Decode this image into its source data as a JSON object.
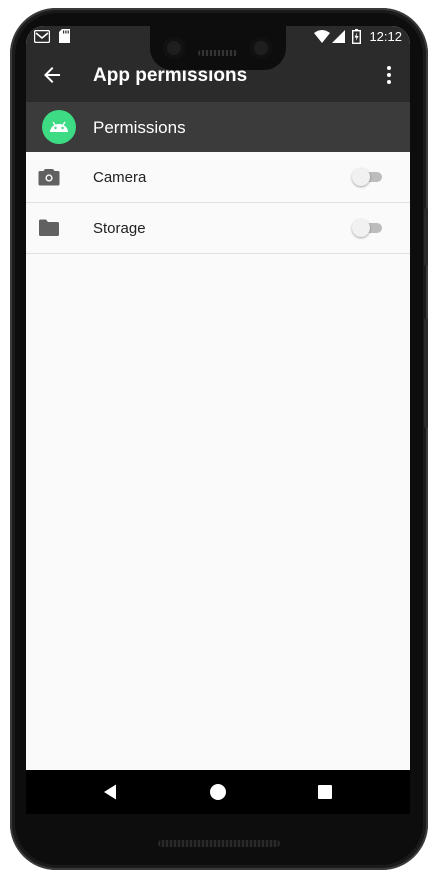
{
  "status_bar": {
    "time": "12:12",
    "icons": [
      "gmail-notification-icon",
      "sd-card-icon",
      "wifi-icon",
      "cell-signal-icon",
      "battery-charging-icon"
    ]
  },
  "app_bar": {
    "title": "App permissions",
    "back_icon": "arrow-back-icon",
    "menu_icon": "more-vert-icon"
  },
  "header": {
    "label": "Permissions",
    "app_icon": "android-icon",
    "app_icon_color": "#3ddc84"
  },
  "permissions": [
    {
      "label": "Camera",
      "icon": "camera-icon",
      "enabled": false
    },
    {
      "label": "Storage",
      "icon": "folder-icon",
      "enabled": false
    }
  ],
  "nav_bar": {
    "buttons": [
      "back-triangle-icon",
      "home-circle-icon",
      "recents-square-icon"
    ]
  },
  "colors": {
    "app_bar": "#2b2b2b",
    "header": "#3b3b3b",
    "background": "#fafafa",
    "switch_off_track": "#bdbdbd",
    "switch_off_thumb": "#f1f1f1"
  }
}
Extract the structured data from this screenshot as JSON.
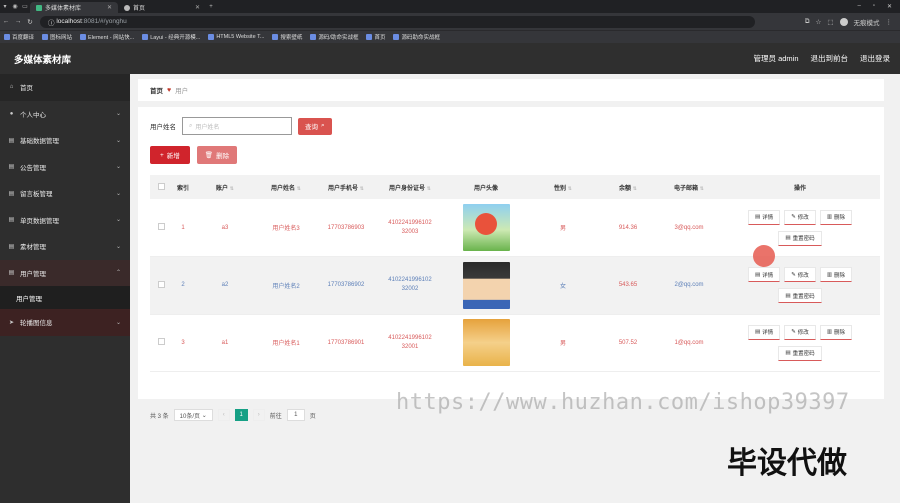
{
  "browser": {
    "tabs": [
      {
        "title": "多媒体素材库",
        "active": true
      },
      {
        "title": "首页",
        "active": false
      }
    ],
    "new_tab": "+",
    "url_host": "localhost",
    "url_rest": ":8081/#/yonghu",
    "profile_label": "无痕模式",
    "bookmarks": [
      "百度翻译",
      "图标网站",
      "Element - 网站快...",
      "Layui - 经典开源模...",
      "HTML5 Website T...",
      "搜索壁纸",
      "源码/助命实战框",
      "首页",
      "源码助命实战框"
    ]
  },
  "header": {
    "title": "多媒体素材库",
    "admin_label": "管理员 admin",
    "exit_front": "退出到前台",
    "logout": "退出登录"
  },
  "sidebar": {
    "items": [
      {
        "label": "首页",
        "icon": "home-icon"
      },
      {
        "label": "个人中心",
        "icon": "user-icon",
        "arrow": "⌄"
      },
      {
        "label": "基础数据管理",
        "icon": "grid-icon",
        "arrow": "⌄"
      },
      {
        "label": "公告管理",
        "icon": "grid-icon",
        "arrow": "⌄"
      },
      {
        "label": "留言板管理",
        "icon": "grid-icon",
        "arrow": "⌄"
      },
      {
        "label": "单页数据管理",
        "icon": "grid-icon",
        "arrow": "⌄"
      },
      {
        "label": "素材管理",
        "icon": "grid-icon",
        "arrow": "⌄"
      },
      {
        "label": "用户管理",
        "icon": "grid-icon",
        "arrow": "⌃"
      }
    ],
    "submenu": "用户管理",
    "last_item": {
      "label": "轮播图信息",
      "icon": "send-icon",
      "arrow": "⌄"
    }
  },
  "breadcrumb": {
    "home": "首页",
    "current": "用户"
  },
  "search": {
    "label": "用户姓名",
    "placeholder": "用户姓名",
    "button": "查询"
  },
  "actions": {
    "add": "新增",
    "delete": "删除"
  },
  "table": {
    "headers": [
      "索引",
      "账户",
      "用户姓名",
      "用户手机号",
      "用户身份证号",
      "用户头像",
      "性别",
      "余额",
      "电子邮箱",
      "操作"
    ],
    "rows": [
      {
        "index": "1",
        "account": "a3",
        "name": "用户姓名3",
        "phone": "17703786903",
        "idcard1": "4102241996102",
        "idcard2": "32003",
        "gender": "男",
        "balance": "914.36",
        "email": "3@qq.com"
      },
      {
        "index": "2",
        "account": "a2",
        "name": "用户姓名2",
        "phone": "17703786902",
        "idcard1": "4102241996102",
        "idcard2": "32002",
        "gender": "女",
        "balance": "543.65",
        "email": "2@qq.com"
      },
      {
        "index": "3",
        "account": "a1",
        "name": "用户姓名1",
        "phone": "17703786901",
        "idcard1": "4102241996102",
        "idcard2": "32001",
        "gender": "男",
        "balance": "507.52",
        "email": "1@qq.com"
      }
    ],
    "op_labels": {
      "detail": "详情",
      "edit": "修改",
      "delete": "删除",
      "reset": "重置密码"
    }
  },
  "pagination": {
    "total": "共 3 条",
    "page_size": "10条/页",
    "current": "1",
    "goto_prefix": "前往",
    "goto_value": "1",
    "goto_suffix": "页"
  },
  "overlay": {
    "watermark": "https://www.huzhan.com/ishop39397",
    "caption": "毕设代做"
  },
  "colors": {
    "accent": "#d0242c",
    "sidebar": "#2e2e2e",
    "header": "#2f2f2f",
    "pager_active": "#16a085"
  }
}
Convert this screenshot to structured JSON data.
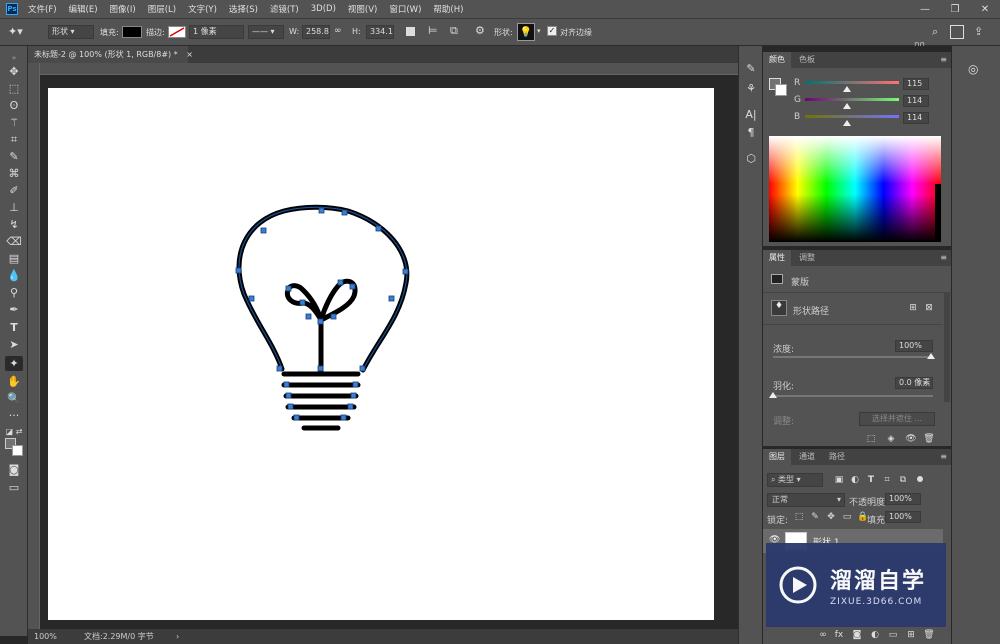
{
  "app": {
    "logo": "Ps"
  },
  "menu": [
    "文件(F)",
    "编辑(E)",
    "图像(I)",
    "图层(L)",
    "文字(Y)",
    "选择(S)",
    "滤镜(T)",
    "3D(D)",
    "视图(V)",
    "窗口(W)",
    "帮助(H)"
  ],
  "options": {
    "tool_mode": "形状",
    "fill_label": "填充:",
    "stroke_label": "描边:",
    "stroke_width": "1 像素",
    "w_label": "W:",
    "w_value": "258.81",
    "h_label": "H:",
    "h_value": "334.13",
    "shape_label": "形状:",
    "align_label": "对齐边缘",
    "align_checked": true
  },
  "document": {
    "tab_title": "未标题-2 @ 100% (形状 1, RGB/8#) *",
    "zoom": "100%",
    "doc_info": "文档:2.29M/0 字节"
  },
  "color_panel": {
    "tabs": [
      "颜色",
      "色板"
    ],
    "channels": [
      {
        "name": "R",
        "value": "115"
      },
      {
        "name": "G",
        "value": "114"
      },
      {
        "name": "B",
        "value": "114"
      }
    ]
  },
  "properties_panel": {
    "tabs": [
      "属性",
      "调整"
    ],
    "mask_label": "蒙版",
    "vector_mask_label": "形状路径",
    "density_label": "浓度:",
    "density_value": "100%",
    "feather_label": "羽化:",
    "feather_value": "0.0 像素",
    "refine_label": "调整:",
    "select_mask_label": "选择并遮住 ..."
  },
  "layers_panel": {
    "tabs": [
      "图层",
      "通道",
      "路径"
    ],
    "filter_kind": "类型",
    "blend_mode": "正常",
    "opacity_label": "不透明度:",
    "opacity_value": "100%",
    "lock_label": "锁定:",
    "fill_label": "填充:",
    "fill_value": "100%",
    "layers": [
      {
        "name": "形状 1"
      }
    ]
  },
  "watermark": {
    "brand": "溜溜自学",
    "url": "ZIXUE.3D66.COM"
  }
}
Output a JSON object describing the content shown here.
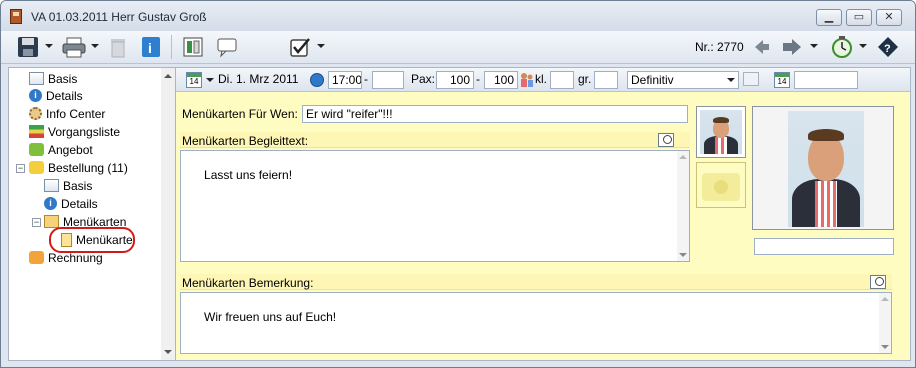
{
  "window": {
    "title": "VA 01.03.2011 Herr Gustav Groß"
  },
  "toolbar": {
    "nr_label": "Nr.: 2770"
  },
  "sidebar": {
    "items": [
      {
        "label": "Basis"
      },
      {
        "label": "Details"
      },
      {
        "label": "Info Center"
      },
      {
        "label": "Vorgangsliste"
      },
      {
        "label": "Angebot"
      },
      {
        "label": "Bestellung (11)"
      },
      {
        "label": "Basis"
      },
      {
        "label": "Details"
      },
      {
        "label": "Menükarten"
      },
      {
        "label": "Menükarte"
      },
      {
        "label": "Rechnung"
      }
    ]
  },
  "filter": {
    "calendar_day": "14",
    "date": "Di. 1. Mrz 2011",
    "time_from": "17:00",
    "time_sep": "-",
    "time_to": "",
    "pax_label": "Pax:",
    "pax_from": "100",
    "pax_sep": "-",
    "pax_to": "100",
    "kl_label": "kl.",
    "kl_value": "",
    "gr_label": "gr.",
    "gr_value": "",
    "status": "Definitiv",
    "calendar2_day": "14",
    "date2": ""
  },
  "form": {
    "fuer_wen_label": "Menükarten Für Wen:",
    "fuer_wen_value": "Er wird \"reifer\"!!!",
    "begleittext_label": "Menükarten Begleittext:",
    "begleittext_value": "Lasst uns feiern!",
    "bemerkung_label": "Menükarten Bemerkung:",
    "bemerkung_value": "Wir freuen uns auf Euch!",
    "photo_caption": ""
  }
}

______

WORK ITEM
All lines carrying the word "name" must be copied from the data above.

ANSWER TO THIS PROBLEM
        "name": "用户姓名3",
        "name": "用户姓名2",
        "name": "用户姓名1",
        "name": "R",
        "name": "G",
        "name": "B",
        "name": "形状 1"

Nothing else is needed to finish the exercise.